Allergic Reactions

Dust mites, commonly found in bedding, carpets, and upholstered furniture, are responsible for triggering allergic reactions in many individuals. Their waste products and discarded body parts can cause symptoms such as sneezing, itching, and respiratory issues in sensitive individuals.

Spread of Diseases

Some mites act as vectors for diseases, transmitting harmful pathogens to humans, animals, and crops. For instance, Lyme disease, spread by ticks, can lead to severe health complications. Understanding the life cycle of these disease-carrying mites is crucial in implementing effective prevention and control measures.

Conclusion

In conclusion, harmful mites, though small in size, can have a big impact on our lives. Understanding their life cycle and characteristics can help us better protect ourselves, our crops, and our living spaces. By being knowledgeable about mites and implementing appropriate measures, we can minimize the risks they pose and ensure a healthier and safer environment for all.

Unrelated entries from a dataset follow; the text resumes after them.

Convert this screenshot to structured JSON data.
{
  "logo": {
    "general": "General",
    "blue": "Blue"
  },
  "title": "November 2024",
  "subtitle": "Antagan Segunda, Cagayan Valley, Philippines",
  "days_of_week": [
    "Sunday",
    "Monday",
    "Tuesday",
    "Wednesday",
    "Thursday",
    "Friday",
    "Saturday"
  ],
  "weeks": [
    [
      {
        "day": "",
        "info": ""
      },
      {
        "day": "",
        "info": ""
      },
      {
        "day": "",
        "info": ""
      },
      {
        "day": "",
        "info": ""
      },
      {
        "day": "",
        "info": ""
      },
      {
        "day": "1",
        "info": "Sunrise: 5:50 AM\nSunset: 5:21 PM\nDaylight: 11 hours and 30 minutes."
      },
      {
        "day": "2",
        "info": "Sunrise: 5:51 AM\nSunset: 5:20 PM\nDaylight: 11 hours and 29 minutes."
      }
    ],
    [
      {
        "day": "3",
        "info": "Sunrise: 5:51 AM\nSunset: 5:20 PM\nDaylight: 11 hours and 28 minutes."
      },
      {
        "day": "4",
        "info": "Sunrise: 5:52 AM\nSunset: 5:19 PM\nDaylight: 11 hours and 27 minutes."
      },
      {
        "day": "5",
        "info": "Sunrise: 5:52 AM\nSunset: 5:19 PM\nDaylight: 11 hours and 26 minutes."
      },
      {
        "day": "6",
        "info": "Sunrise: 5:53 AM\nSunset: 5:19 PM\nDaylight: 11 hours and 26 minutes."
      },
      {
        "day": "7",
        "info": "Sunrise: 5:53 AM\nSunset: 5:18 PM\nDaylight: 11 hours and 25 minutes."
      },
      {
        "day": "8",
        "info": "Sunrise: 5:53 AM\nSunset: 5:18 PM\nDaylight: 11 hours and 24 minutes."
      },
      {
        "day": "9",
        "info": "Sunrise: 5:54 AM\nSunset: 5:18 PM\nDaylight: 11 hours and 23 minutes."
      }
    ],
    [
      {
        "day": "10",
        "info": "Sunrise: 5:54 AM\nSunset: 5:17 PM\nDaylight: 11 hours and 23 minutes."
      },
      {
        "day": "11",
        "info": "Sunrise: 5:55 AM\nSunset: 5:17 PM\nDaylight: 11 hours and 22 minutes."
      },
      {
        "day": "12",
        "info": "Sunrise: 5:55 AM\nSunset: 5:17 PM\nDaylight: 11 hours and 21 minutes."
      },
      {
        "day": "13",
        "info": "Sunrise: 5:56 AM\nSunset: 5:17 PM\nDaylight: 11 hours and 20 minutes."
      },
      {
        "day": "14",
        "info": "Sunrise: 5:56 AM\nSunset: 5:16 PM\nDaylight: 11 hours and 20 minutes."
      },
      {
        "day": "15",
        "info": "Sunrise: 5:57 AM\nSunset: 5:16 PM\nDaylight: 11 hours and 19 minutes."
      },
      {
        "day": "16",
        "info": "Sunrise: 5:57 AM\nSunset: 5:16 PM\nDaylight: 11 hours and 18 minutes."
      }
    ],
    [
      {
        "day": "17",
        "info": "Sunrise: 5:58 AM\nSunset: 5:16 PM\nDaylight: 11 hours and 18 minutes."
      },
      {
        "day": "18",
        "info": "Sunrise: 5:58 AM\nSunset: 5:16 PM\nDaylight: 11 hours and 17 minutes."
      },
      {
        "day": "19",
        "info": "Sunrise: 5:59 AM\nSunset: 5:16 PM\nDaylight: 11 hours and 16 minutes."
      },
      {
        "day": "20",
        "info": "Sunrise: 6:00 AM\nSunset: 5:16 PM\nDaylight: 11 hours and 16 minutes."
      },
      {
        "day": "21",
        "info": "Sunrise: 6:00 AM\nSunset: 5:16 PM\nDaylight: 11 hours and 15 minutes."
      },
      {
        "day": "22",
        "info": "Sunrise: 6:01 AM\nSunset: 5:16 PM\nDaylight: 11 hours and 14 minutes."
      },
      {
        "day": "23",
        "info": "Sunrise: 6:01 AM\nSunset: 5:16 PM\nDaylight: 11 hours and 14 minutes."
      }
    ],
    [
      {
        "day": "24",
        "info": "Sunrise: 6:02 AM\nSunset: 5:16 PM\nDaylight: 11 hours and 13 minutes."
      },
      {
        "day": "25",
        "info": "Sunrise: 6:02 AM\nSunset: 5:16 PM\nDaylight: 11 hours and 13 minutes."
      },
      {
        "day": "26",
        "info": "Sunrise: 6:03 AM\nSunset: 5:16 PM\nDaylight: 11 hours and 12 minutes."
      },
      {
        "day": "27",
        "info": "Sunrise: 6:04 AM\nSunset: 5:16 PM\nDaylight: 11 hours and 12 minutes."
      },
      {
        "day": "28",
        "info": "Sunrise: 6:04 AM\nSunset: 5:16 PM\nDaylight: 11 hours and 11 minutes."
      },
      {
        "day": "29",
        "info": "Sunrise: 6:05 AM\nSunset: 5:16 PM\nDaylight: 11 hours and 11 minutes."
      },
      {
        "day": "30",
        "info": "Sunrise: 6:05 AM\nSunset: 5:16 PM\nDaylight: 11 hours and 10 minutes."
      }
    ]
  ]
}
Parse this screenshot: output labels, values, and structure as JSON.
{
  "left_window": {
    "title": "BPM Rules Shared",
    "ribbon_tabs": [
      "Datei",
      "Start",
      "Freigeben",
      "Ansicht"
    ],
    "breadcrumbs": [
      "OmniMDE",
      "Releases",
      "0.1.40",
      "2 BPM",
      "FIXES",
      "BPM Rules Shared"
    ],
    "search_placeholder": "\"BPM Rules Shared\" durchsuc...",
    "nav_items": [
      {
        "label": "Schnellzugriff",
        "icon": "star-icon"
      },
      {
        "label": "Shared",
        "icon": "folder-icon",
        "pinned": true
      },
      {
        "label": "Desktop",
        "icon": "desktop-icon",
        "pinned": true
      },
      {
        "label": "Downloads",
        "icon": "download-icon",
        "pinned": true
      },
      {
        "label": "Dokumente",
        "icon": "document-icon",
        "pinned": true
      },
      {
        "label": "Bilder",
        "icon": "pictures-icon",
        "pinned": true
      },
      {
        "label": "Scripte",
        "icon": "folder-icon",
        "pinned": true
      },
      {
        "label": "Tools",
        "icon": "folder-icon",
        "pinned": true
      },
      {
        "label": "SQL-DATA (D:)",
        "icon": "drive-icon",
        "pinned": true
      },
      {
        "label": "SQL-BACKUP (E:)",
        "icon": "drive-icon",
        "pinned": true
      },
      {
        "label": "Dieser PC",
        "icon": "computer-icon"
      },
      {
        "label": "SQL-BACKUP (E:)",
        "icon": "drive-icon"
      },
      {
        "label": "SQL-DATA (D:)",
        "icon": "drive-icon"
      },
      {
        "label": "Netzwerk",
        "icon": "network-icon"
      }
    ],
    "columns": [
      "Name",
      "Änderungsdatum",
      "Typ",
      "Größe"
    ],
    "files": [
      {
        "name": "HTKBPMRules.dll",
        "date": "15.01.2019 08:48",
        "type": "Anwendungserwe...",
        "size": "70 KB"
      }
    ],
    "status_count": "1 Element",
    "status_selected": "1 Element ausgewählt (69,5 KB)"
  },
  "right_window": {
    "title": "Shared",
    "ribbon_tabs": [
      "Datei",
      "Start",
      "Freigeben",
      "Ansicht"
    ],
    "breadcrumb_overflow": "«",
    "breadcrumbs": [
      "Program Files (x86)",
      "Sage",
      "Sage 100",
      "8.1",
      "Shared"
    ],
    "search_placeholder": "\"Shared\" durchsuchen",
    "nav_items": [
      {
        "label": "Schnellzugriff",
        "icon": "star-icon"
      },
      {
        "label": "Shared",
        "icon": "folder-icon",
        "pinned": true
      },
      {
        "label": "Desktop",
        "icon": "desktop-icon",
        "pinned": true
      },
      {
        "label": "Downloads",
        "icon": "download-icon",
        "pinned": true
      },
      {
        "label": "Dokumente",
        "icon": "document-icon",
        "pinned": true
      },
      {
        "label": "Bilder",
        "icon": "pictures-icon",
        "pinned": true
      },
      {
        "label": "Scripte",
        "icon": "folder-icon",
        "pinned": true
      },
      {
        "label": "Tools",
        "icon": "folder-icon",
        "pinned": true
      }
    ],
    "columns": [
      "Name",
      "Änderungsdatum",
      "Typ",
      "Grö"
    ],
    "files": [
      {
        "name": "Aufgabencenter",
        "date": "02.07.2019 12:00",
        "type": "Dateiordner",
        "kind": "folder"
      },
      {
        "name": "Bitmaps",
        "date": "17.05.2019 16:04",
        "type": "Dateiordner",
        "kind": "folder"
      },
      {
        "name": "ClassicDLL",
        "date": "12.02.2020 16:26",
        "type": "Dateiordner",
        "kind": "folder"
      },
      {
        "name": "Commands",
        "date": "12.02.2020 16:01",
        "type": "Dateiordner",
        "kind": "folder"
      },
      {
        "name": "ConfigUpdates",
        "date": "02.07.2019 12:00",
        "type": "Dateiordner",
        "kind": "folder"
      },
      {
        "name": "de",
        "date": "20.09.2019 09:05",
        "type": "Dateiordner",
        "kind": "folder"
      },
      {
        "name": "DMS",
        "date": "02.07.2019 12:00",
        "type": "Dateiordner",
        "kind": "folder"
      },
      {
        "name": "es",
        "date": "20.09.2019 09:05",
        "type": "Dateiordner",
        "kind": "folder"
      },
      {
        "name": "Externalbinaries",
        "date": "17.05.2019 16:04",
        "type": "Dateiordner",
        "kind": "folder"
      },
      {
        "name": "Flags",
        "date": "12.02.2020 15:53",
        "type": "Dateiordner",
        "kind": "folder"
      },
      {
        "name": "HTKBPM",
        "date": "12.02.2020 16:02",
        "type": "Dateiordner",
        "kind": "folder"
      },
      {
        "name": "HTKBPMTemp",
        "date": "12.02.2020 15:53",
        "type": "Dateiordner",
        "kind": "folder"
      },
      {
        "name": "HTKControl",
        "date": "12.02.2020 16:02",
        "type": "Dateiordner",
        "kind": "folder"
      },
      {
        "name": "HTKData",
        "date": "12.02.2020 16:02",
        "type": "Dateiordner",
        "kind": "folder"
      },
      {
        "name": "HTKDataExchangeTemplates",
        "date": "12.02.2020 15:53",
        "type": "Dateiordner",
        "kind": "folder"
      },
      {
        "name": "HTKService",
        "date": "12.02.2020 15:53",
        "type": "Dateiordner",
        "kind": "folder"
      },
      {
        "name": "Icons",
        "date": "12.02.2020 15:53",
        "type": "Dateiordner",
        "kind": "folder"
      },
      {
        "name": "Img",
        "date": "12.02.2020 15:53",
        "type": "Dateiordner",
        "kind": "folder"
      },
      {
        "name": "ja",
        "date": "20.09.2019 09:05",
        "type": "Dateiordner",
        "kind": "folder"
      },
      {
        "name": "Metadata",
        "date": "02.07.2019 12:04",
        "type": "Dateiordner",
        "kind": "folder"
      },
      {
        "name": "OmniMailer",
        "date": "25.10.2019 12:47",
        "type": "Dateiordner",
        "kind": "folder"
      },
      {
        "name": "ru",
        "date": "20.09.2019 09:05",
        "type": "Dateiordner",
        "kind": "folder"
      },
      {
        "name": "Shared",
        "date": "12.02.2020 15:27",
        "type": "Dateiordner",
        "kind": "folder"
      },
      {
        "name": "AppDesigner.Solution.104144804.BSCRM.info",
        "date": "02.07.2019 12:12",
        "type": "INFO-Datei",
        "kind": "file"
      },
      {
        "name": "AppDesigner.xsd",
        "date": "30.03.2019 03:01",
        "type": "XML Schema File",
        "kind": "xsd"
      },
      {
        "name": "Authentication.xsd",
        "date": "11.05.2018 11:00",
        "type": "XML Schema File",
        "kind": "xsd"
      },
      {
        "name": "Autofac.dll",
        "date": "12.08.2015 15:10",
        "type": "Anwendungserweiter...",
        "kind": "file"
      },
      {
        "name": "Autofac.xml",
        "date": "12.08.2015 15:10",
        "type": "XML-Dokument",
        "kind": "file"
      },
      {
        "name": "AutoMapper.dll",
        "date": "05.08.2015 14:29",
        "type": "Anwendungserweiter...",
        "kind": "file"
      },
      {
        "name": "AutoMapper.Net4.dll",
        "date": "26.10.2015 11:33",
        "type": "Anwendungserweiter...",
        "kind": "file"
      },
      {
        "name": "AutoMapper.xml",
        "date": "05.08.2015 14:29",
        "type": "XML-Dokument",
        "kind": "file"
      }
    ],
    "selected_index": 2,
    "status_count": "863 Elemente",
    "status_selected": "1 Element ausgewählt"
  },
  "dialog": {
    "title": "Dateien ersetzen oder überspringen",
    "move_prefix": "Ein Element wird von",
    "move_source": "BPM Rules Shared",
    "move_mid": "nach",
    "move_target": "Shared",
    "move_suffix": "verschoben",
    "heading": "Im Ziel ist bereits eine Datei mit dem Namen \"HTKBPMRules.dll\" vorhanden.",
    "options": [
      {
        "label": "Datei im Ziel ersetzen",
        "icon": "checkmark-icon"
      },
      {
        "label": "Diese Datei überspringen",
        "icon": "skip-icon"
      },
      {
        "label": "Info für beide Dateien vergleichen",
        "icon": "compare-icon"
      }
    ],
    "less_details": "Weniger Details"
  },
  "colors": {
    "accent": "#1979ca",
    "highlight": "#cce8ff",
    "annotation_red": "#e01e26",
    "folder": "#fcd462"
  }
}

PestControl

Hi, I'm Pest Control, the author behind Bug Masters Online. My mission is to provide you with the ultimate guide to conquering pests and regaining control of your space. At Bug Masters Online, we understand the importance of maintaining a pest-free environment in your home or business. That's why we offer a comprehensive range of products that tackle pest infestations head-on. Our website is not just a place to purchase products – it's a hub of knowledge where you can learn about different pests, their behaviors, habitats, and effective prevention strategies. With our carefully curated selection of products, you can say goodbye to frustrating flies and pesky mice. Let's put an end to your pest problems together.